PROVIDED RECORDS:

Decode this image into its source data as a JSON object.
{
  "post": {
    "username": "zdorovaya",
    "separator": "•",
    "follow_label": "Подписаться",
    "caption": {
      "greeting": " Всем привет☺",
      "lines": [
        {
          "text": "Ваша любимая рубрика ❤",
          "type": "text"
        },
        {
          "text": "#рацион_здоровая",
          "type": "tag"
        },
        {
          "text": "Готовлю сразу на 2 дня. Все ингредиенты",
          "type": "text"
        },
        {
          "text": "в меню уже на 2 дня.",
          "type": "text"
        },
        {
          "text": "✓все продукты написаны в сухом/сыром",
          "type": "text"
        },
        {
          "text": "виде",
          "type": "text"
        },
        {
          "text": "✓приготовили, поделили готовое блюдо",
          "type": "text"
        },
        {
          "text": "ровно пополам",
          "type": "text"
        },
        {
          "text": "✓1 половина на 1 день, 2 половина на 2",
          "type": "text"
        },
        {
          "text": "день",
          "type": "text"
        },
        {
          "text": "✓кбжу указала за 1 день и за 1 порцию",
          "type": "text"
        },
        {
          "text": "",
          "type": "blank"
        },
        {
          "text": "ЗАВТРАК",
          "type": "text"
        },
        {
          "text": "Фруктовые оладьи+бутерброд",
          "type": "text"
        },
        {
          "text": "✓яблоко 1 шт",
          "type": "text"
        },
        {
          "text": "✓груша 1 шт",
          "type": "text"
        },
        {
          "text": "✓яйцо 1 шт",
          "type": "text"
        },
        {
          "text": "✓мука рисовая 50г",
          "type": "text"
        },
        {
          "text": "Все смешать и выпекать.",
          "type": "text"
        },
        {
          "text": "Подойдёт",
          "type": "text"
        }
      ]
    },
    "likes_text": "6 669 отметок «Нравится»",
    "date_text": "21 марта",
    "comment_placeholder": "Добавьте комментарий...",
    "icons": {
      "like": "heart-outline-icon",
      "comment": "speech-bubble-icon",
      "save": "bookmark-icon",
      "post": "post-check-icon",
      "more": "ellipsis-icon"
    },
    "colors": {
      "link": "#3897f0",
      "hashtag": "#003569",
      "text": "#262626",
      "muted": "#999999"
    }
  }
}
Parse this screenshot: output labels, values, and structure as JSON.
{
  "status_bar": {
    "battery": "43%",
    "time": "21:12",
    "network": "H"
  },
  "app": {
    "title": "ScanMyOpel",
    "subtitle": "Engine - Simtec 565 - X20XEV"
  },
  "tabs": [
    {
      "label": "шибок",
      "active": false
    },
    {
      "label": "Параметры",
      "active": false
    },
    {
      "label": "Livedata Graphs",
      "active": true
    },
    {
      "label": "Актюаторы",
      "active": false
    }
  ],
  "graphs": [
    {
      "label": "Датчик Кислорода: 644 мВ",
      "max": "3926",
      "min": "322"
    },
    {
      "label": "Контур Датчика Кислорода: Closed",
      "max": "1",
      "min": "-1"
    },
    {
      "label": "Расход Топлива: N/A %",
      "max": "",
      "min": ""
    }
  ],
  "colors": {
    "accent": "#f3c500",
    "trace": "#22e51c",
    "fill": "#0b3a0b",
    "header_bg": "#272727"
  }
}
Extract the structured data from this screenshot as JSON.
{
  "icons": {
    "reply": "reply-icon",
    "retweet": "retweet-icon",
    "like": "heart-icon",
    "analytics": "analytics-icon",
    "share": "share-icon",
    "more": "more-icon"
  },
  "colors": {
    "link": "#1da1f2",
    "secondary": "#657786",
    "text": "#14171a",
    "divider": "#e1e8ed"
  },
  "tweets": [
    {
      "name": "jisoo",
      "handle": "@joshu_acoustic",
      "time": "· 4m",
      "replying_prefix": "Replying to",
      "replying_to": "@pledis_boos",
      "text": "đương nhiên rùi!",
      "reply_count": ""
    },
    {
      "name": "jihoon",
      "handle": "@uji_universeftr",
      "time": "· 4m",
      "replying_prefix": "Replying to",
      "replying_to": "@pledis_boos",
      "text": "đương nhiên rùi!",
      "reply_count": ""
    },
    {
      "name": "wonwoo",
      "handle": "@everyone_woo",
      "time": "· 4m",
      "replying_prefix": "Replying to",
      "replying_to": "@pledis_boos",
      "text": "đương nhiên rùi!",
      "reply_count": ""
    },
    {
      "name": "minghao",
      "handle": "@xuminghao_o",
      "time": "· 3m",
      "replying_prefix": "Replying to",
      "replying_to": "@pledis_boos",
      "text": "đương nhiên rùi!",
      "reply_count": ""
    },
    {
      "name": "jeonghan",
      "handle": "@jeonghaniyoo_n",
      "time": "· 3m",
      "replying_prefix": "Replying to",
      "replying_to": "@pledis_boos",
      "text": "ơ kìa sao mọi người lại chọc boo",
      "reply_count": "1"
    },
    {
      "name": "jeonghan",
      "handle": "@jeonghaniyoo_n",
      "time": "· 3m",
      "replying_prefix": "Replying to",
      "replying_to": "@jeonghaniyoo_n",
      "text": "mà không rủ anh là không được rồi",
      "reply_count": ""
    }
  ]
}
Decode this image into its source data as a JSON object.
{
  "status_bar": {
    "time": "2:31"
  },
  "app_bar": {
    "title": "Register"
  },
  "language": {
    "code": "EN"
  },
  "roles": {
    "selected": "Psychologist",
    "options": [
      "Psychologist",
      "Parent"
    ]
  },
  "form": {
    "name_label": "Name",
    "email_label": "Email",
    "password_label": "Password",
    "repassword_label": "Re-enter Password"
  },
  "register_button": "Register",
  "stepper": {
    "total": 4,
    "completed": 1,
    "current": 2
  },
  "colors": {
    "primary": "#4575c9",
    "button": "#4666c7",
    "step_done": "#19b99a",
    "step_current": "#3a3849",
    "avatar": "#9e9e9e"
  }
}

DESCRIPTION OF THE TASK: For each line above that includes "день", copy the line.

RESPONSE TO THE TASK:
          "text": "✓1 половина на 1 день, 2 половина на 2",
          "text": "день",
          "text": "✓кбжу указала за 1 день и за 1 порцию",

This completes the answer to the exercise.